download floorplan: PDF
(via: freshhome & inhabitat)
Published February 18, 2008
Tags: residential housing
The starchitect that is Santiago Calatrava will change the Chicago skyline with this slim skyscraper – a residential building that is called The Chicago Spire and is proclaimed to be the most significant residential building in the world. In a city where architecture played a huge role in its cultural image, Calatrava will be joining a very long list of big names in the business (I found a very informative timeline of notable buildings in Chicago on Wiki). I hope more information about this project will surface soon. The website says little about the construction but shows a lot of neat renderings, a panorama from the top of the tower, interior images and a movie accompanied by DiCaprio-sees-Titanic-for-the-fist-time-style music. With all do respect, I have to say I’m left unimpressed with the way he did the interior. Maybe because I was all siked and high on adrenalin from the movie; but fool me you can not with your magical presentation :D Could be just my taste. Anyways…
/check out the movie here (and scan through the elegant website while you’re there)
Published January 21, 2008
Tags: residential housing
This residential building in Madrid was finished in 2007. It was designed by Foreign Office whose aim was to give every apartment 2 different views: one to the East and the other to the West. What they did was, they connected both of the facades with apartments by making every unit narrow. Now all of the residential units are opened to two different gardens. The glass facade is surrounded by external corridors that are covered with a second facade – bamboo panels. Made out of bamboo it provides the inhabitants with enough shade and they are able to move the panels as they please.
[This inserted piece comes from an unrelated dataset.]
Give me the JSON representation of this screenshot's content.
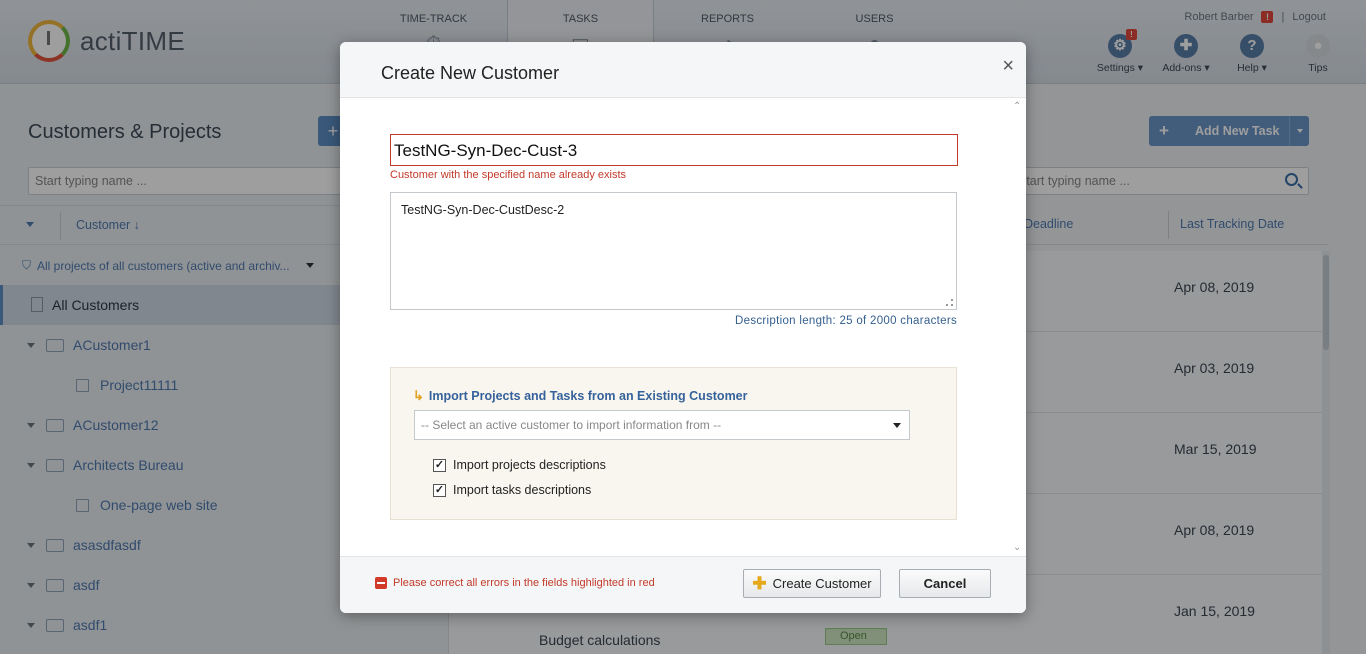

/for more photos, plans, sections and details click here. (scroll down)
(via: TreeHugger & noticias arquitectura)